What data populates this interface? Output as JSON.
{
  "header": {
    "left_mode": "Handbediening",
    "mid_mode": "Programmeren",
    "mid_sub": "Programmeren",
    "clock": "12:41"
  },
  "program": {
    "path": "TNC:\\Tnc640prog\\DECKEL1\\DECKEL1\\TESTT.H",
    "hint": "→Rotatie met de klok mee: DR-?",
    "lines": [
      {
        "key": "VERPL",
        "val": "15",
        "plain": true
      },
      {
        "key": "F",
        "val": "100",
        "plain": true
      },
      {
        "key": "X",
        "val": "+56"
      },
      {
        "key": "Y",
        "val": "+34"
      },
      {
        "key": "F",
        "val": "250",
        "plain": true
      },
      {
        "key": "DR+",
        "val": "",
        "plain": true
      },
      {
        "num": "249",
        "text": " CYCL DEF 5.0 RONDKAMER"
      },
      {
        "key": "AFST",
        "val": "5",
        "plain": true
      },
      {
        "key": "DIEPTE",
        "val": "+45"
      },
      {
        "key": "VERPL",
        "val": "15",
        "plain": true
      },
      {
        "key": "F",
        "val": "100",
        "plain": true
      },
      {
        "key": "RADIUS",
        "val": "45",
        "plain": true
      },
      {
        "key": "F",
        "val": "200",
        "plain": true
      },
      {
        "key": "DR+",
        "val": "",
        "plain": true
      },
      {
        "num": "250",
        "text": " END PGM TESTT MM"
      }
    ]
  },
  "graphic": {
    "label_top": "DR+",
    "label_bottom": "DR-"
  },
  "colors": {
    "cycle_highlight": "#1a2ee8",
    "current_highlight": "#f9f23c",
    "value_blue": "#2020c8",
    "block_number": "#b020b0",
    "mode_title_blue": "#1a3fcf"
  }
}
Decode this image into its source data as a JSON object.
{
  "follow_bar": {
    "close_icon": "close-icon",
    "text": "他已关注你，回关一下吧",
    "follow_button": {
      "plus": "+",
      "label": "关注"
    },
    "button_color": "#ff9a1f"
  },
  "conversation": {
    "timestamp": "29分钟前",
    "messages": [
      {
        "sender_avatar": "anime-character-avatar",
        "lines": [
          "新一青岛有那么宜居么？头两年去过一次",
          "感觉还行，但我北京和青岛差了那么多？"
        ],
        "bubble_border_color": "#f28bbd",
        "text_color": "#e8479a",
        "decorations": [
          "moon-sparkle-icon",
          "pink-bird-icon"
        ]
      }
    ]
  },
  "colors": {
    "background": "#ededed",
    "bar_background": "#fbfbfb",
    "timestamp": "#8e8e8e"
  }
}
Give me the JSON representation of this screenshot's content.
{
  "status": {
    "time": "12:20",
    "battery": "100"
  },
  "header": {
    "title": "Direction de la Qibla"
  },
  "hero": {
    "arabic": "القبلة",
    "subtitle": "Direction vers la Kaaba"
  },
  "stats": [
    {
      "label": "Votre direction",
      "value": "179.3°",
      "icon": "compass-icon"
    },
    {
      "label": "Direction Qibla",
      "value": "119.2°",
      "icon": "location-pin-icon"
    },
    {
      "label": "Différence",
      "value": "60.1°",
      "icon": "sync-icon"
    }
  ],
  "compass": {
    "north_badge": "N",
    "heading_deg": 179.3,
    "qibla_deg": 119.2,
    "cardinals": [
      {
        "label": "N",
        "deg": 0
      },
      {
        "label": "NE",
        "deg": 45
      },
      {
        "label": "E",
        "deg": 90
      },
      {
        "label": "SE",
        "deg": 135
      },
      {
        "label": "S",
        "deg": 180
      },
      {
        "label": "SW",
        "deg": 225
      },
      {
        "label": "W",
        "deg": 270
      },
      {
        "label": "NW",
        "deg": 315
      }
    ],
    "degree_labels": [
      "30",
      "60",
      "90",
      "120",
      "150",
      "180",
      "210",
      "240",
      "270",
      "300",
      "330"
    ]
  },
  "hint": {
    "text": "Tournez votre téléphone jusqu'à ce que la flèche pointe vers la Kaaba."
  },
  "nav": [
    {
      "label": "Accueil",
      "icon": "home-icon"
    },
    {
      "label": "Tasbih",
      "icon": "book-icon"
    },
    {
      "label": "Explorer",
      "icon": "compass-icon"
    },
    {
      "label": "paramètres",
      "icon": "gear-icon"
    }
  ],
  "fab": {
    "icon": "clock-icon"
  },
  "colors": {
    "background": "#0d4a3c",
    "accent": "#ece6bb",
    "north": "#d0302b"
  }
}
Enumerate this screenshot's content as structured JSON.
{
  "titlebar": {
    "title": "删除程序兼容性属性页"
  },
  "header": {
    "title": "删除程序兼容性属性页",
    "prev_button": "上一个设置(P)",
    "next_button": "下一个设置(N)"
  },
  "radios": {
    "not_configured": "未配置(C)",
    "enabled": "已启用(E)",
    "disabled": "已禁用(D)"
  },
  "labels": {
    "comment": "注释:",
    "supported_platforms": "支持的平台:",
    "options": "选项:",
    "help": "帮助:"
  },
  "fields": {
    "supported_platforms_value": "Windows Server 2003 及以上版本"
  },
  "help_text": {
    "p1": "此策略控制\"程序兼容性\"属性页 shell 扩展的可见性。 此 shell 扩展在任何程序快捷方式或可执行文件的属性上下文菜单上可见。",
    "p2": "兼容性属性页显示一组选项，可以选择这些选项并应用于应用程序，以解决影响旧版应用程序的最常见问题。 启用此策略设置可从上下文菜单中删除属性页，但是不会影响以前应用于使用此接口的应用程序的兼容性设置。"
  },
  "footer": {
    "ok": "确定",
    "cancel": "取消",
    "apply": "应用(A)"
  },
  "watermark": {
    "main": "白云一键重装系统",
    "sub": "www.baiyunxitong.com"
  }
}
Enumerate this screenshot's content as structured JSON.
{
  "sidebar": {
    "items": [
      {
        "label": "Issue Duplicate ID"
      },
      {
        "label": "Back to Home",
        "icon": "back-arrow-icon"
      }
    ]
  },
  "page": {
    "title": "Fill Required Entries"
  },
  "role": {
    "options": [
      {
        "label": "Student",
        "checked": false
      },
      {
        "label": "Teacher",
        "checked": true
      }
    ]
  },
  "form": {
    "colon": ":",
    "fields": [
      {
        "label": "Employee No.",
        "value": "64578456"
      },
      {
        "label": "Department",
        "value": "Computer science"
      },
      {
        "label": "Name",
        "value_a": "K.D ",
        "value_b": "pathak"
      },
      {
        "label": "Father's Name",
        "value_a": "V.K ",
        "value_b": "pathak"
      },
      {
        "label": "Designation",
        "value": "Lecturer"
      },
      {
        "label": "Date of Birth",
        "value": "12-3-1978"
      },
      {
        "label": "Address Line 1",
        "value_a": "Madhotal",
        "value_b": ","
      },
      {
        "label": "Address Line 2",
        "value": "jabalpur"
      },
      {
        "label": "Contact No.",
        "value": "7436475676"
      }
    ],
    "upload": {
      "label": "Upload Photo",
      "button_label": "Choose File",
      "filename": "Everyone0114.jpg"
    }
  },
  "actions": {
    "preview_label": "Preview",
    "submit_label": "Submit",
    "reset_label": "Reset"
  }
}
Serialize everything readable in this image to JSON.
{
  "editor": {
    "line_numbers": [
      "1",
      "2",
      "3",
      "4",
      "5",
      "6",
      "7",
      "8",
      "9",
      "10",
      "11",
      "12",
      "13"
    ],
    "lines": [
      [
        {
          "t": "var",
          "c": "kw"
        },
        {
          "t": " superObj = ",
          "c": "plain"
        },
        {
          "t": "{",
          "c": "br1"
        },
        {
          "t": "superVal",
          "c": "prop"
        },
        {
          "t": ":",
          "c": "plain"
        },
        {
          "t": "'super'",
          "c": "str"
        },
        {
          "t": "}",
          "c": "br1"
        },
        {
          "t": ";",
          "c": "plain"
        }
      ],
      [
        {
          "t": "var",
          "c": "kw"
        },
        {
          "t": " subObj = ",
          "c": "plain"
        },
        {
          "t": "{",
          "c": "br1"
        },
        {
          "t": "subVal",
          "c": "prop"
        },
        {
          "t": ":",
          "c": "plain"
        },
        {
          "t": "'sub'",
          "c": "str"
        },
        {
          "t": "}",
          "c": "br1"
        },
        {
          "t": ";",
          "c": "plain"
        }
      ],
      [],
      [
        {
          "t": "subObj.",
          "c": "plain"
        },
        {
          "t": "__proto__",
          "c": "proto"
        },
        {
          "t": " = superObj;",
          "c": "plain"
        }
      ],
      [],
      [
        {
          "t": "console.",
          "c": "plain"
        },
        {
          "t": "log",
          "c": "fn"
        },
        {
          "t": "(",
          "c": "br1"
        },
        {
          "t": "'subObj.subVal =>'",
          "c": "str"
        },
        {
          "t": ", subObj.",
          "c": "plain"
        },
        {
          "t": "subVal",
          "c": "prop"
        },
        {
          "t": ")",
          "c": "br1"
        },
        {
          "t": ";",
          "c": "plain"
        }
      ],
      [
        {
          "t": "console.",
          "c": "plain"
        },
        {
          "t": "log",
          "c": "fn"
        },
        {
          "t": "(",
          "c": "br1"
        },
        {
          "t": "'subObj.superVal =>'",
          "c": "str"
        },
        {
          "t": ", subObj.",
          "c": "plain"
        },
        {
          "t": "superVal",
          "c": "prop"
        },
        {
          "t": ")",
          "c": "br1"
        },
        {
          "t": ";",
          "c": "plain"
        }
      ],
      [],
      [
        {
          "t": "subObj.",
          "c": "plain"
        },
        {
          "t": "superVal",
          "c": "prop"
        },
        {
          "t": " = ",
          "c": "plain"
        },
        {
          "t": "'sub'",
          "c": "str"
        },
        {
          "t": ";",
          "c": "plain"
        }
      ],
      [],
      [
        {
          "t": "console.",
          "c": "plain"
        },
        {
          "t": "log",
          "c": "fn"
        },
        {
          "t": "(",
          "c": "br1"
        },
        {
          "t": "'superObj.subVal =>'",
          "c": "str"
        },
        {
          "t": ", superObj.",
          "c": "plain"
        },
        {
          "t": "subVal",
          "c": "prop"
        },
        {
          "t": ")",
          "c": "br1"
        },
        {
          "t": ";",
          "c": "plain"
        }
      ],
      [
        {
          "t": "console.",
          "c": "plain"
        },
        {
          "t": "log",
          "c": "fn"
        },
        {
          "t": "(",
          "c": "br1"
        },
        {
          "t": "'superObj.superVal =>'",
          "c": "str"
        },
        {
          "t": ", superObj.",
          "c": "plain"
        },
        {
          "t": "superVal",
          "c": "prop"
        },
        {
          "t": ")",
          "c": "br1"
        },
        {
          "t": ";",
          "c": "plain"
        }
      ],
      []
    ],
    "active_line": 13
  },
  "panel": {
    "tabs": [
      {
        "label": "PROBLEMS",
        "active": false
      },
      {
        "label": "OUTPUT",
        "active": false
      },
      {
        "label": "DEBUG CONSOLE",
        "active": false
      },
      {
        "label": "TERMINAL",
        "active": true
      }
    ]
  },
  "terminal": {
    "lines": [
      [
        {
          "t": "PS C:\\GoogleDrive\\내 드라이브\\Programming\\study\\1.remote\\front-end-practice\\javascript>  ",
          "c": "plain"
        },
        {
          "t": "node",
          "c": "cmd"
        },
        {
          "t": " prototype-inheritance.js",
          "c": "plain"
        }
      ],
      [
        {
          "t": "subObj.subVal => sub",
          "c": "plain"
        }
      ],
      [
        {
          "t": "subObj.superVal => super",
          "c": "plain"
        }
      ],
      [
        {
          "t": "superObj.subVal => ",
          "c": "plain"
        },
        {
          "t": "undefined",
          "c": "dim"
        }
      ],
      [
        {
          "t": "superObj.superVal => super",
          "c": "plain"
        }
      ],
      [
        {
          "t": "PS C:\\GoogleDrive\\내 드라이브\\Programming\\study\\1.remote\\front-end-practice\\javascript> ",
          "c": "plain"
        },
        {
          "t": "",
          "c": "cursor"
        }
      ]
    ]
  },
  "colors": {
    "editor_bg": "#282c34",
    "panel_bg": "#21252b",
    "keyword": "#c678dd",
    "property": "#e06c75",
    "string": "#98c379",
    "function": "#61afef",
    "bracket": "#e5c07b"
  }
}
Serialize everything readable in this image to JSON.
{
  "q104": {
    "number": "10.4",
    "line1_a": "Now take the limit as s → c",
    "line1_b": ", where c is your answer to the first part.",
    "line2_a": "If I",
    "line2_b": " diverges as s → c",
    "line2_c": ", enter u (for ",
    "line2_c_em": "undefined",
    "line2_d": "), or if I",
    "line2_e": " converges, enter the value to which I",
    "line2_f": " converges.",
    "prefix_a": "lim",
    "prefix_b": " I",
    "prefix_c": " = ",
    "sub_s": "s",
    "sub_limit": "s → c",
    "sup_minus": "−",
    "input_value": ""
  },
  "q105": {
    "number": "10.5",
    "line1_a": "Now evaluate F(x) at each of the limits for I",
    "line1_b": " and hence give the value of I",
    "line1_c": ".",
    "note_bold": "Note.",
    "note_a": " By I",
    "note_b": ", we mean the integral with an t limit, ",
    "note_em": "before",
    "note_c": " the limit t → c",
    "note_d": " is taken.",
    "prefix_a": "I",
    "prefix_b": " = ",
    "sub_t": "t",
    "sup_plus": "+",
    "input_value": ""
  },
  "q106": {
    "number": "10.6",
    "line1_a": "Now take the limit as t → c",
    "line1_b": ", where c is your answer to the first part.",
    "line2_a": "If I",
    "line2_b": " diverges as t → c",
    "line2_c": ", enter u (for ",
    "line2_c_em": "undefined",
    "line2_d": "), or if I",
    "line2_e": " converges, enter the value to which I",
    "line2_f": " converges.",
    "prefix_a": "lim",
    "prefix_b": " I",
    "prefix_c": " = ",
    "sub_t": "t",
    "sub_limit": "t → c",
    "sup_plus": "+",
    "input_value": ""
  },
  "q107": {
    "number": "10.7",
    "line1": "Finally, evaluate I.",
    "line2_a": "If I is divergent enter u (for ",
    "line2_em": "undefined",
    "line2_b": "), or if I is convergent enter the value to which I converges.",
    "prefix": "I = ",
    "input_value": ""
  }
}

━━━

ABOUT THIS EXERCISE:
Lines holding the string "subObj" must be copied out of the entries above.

REPLY TO THE EXERCISE:
          "t": " subObj = ",
          "t": "subObj.",
          "t": "'subObj.subVal =>'",
          "t": ", subObj.",
          "t": "'subObj.superVal =>'",
          "t": ", subObj.",
          "t": "subObj.",
          "t": "subObj.subVal => sub",
          "t": "subObj.superVal => super",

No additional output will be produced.